- Fee saver – these mortgages don't have a booking fee.
Completion fee: £17
This is a £17 fee that covers us electronically transferring your mortgage funds to you or your solicitor. It's usually taken within 14 days of the transfer of funds, from the account that you set up to pay your monthly mortgage payment. It will be shown as 'HSBC Mortgage Fee' on your statement.
Free standard valuation: £0
We'll cover the cost of one standard valuation of your property, as this is needed by us as part of your mortgage application. It could be a physical inspection or an electronic valuation. This is to calculate how much we can lend to you, but there's no cost.
This is separate from any valuation or property survey that you might want to carry out for yourself and cover the costs for, such as a homebuyer report or a full building survey.
Legal fees to HSBC: £0 to £295
When you buy a property, you’ll usually appoint a solicitor or licensed conveyancer to complete the necessary legal work. Costs for this vary and will be charged directly to you, from your solicitor who'll confirm the cost.
If your chosen solicitor doesn’t meet our criteria, a separate solicitor will be appointed for HSBC – and you'll be charged £295 for this. If your chosen solicitor is on our approved panel they'll represent you and HSBC, so we won't charge £295.
Other fees and charges may be payable, depending on the type of your mortgage application. We'll explain any relevant fees to you during your application.
Fees for changes during your mortgage
Early repayment charge (ERC)
Fixed-rate mortgage: ERC variable
You may have to pay an ERC if you have a fixed-rate mortgage, and you:
- overpay more than your annual overpayment allowance
- switch your mortgage rate or lender during the fixed period
- take only part of your mortgage with you to a new property
Why we charge ERCs
When you have a fixed rate mortgage with us, we’re expecting that the money you’ve borrowed is kept on that rate until the end of the fixed rate period. So, if you change your rate, repay your mortgage, or repay more than your annual overpayment allowance during that period, there’s a cost to us. The early repayment charge compensates us for this.
How is the ERC calculated?
Tracker mortgage: No ERC
There's no early repayment charge, so you can make unlimited overpayments.
Fee for changing a name on your property deeds: £294
There's a £294 fee if you'd like to add or remove someone from the title deeds of your property, also known as a 'transfer of title fee'. This is to cover the legal work, but additional fees may apply if any other legal work is needed.
Fees when you exit your mortgage
Administration fee for exiting your mortgage: £0

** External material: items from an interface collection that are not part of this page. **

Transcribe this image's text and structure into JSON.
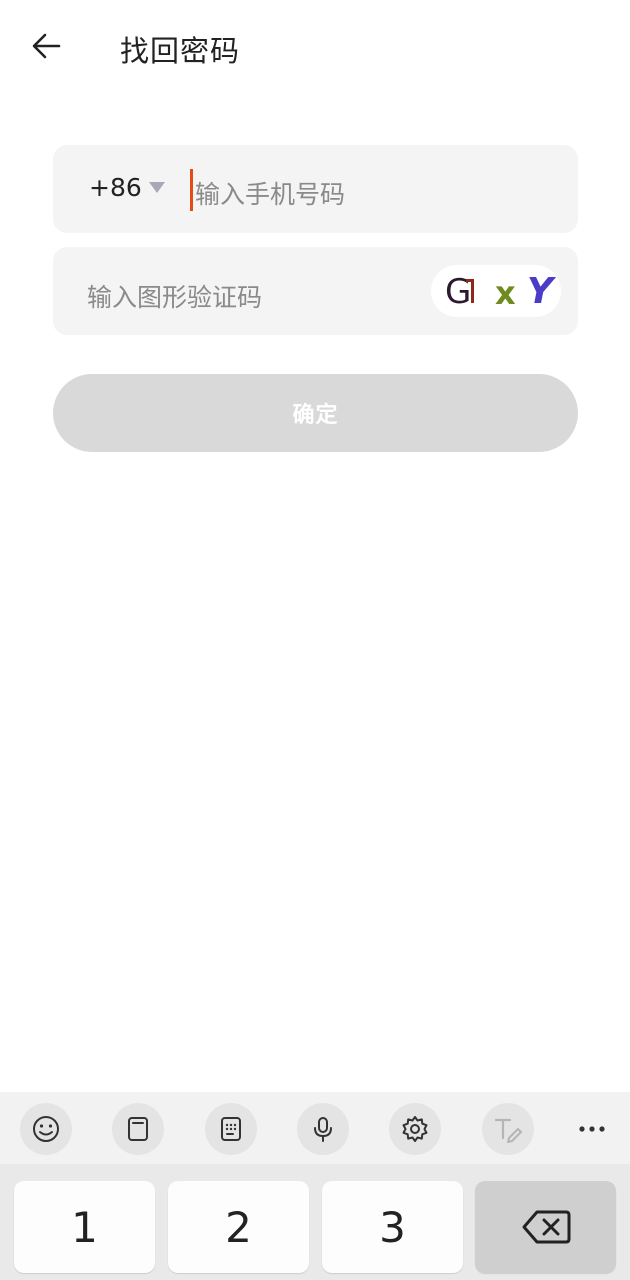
{
  "header": {
    "title": "找回密码",
    "back_icon": "arrow-left-icon"
  },
  "phone_field": {
    "country_code": "+86",
    "placeholder": "输入手机号码"
  },
  "captcha_field": {
    "placeholder": "输入图形验证码",
    "image_text": "GlxY"
  },
  "confirm_button": {
    "label": "确定"
  },
  "keyboard": {
    "toolbar_icons": [
      "emoji-icon",
      "clipboard-icon",
      "keypad-icon",
      "microphone-icon",
      "settings-icon",
      "handwriting-icon",
      "more-icon"
    ],
    "keys": [
      "1",
      "2",
      "3"
    ],
    "delete_icon": "backspace-icon"
  },
  "colors": {
    "cursor": "#e64a19",
    "field_bg": "#f4f4f4",
    "button_disabled_bg": "#d9d9d9"
  }
}
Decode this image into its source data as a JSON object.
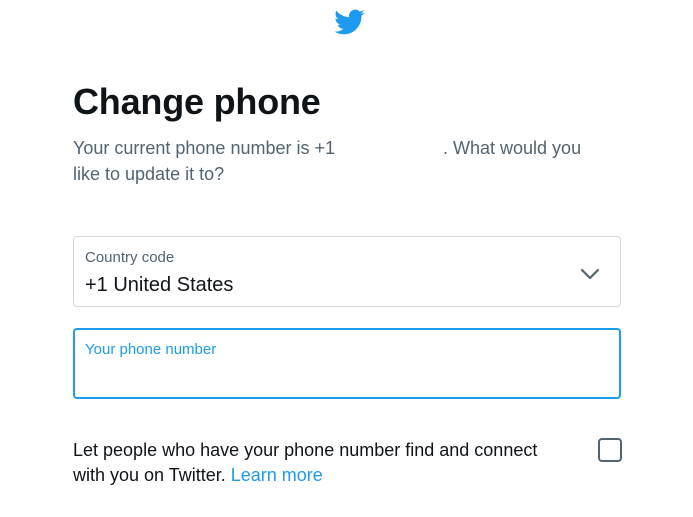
{
  "logo": {
    "icon": "twitter-bird-icon",
    "color": "#1d9bf0"
  },
  "title": "Change phone",
  "description": {
    "before": "Your current phone number is +1",
    "after": ". What would you like to update it to?"
  },
  "country_field": {
    "label": "Country code",
    "value": "+1 United States",
    "icon": "chevron-down-icon"
  },
  "phone_field": {
    "label": "Your phone number",
    "value": ""
  },
  "discoverability": {
    "text": "Let people who have your phone number find and connect with you on Twitter.",
    "link": "Learn more",
    "checked": false
  },
  "colors": {
    "accent": "#1d9bf0",
    "text_primary": "#0f1419",
    "text_secondary": "#536471",
    "border": "#cfd9de"
  }
}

At HSBC there's no administration fee for exiting your mortgage. Some lenders do have an exit fee to cover administration costs.
Early repayment charge (ERC): variable
If you have a fixed-rate mortgage and you decide to close your mortgage during the fixed period, you'll need to pay an ERC. Find out how the ERC is calculated.
Fees in more detail
Think carefully before securing other debts against your home. Your home may be repossessed if you do not keep up repayments on your mortgage.
What to do next
Get a Decision in Principle
If you're ready to apply for a new mortgage, start your application with a Decision in Principle.
Switch your mortgage rate
If your fixed-rate is coming to an end, or you're looking for a better deal, find out how to switch.